_WORK REQUIRED:_
What lines in the following entries hold the word "right"? Copy each one.

_DATASET RECORDS:_
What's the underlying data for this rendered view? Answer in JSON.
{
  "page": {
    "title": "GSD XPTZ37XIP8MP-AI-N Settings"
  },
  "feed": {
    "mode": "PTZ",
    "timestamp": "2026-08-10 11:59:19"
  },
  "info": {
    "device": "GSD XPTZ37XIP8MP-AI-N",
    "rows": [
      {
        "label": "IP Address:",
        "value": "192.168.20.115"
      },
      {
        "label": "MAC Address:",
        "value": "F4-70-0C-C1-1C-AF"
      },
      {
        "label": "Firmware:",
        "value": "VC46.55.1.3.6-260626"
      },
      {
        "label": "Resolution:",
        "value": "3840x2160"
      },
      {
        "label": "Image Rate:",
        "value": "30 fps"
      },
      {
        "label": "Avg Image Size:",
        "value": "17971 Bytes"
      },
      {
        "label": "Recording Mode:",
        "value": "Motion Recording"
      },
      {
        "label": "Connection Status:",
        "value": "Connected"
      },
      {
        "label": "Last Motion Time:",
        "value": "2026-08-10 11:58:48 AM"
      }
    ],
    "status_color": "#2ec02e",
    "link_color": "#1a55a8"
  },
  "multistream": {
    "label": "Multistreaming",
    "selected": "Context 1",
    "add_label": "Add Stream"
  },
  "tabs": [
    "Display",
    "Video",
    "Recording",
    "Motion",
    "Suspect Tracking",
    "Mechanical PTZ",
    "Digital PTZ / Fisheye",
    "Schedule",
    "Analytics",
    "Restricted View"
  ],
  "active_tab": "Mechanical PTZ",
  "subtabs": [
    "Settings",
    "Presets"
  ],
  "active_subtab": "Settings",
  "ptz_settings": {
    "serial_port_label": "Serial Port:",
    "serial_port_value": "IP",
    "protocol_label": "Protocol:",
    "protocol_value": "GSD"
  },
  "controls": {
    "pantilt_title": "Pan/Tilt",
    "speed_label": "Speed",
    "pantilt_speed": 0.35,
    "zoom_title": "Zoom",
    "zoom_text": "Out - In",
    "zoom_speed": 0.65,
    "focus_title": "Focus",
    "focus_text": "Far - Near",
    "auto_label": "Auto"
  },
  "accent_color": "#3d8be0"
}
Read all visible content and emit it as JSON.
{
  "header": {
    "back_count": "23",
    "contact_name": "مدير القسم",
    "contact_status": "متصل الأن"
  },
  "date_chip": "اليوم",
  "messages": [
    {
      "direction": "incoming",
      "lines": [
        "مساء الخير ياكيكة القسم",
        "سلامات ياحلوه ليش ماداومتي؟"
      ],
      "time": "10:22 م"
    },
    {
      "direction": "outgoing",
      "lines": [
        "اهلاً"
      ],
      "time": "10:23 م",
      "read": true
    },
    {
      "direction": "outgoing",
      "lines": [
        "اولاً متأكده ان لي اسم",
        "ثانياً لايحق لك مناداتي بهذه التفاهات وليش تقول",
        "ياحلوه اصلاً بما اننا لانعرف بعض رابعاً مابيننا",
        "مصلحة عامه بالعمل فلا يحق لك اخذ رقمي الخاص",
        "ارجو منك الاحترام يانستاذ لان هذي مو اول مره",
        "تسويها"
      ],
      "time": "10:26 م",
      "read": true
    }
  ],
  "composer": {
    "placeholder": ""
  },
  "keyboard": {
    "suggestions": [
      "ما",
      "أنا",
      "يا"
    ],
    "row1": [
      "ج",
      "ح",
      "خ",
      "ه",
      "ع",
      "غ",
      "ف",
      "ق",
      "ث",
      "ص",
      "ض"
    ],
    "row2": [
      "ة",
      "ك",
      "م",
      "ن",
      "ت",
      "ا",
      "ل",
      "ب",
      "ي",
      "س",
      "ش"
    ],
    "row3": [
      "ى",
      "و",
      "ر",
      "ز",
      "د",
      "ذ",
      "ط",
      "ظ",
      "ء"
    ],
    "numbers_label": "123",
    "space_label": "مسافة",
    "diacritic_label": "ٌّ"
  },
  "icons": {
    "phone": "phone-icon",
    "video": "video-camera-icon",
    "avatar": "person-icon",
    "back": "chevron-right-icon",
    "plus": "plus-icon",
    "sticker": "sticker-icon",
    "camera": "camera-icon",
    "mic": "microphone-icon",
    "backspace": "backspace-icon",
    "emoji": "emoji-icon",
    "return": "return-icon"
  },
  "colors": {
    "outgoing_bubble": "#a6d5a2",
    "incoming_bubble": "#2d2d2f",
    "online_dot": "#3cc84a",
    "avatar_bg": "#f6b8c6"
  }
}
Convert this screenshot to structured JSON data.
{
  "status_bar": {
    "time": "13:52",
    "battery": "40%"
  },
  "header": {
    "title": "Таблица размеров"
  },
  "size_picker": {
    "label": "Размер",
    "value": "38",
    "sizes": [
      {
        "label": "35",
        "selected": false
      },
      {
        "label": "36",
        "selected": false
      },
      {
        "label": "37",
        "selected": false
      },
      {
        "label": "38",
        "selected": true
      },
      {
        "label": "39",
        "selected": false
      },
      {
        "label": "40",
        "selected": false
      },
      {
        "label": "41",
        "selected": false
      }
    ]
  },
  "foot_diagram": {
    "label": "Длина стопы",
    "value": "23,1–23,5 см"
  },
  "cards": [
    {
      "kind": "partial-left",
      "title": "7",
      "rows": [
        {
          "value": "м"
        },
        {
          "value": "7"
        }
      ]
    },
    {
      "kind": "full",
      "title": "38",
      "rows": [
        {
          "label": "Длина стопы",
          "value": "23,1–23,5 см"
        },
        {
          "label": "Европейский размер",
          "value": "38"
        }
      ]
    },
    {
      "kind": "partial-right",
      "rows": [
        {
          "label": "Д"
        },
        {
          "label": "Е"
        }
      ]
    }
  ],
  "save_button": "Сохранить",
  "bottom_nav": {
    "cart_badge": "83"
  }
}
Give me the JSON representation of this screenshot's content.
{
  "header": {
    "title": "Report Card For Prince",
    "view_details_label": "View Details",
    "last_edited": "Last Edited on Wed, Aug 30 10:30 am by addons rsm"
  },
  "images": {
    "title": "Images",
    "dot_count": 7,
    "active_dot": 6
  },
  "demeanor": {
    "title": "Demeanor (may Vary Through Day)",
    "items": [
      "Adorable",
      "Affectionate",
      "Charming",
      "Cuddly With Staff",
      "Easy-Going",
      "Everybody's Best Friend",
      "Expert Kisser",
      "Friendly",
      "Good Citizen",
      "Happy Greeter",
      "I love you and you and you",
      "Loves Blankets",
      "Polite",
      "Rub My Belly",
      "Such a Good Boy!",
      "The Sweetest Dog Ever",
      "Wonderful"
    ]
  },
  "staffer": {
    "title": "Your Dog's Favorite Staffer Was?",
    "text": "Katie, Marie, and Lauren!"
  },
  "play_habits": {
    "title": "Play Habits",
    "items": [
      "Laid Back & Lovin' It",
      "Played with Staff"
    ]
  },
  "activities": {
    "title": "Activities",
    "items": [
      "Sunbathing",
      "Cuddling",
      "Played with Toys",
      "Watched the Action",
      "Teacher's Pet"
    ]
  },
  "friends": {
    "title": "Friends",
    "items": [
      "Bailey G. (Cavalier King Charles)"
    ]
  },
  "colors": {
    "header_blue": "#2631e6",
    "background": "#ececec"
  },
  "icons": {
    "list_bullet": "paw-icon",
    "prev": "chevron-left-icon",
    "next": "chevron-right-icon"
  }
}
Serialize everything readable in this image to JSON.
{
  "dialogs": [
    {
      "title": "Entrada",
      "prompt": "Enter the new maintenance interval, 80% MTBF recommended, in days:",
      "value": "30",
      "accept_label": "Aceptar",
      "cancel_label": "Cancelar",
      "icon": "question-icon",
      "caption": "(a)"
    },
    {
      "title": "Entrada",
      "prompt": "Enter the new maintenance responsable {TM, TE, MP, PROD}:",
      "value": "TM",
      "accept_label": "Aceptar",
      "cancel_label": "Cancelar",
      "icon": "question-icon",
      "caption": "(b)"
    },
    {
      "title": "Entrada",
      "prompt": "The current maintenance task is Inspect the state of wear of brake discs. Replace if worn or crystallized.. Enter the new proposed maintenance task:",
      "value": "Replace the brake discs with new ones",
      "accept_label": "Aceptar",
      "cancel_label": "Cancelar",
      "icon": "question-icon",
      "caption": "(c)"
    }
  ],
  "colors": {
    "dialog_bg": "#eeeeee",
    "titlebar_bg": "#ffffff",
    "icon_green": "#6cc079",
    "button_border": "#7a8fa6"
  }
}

_SOLUTION TO THE EXERCISE:_
    "back": "chevron-right-icon",
      "kind": "partial-right",
    "next": "chevron-right-icon"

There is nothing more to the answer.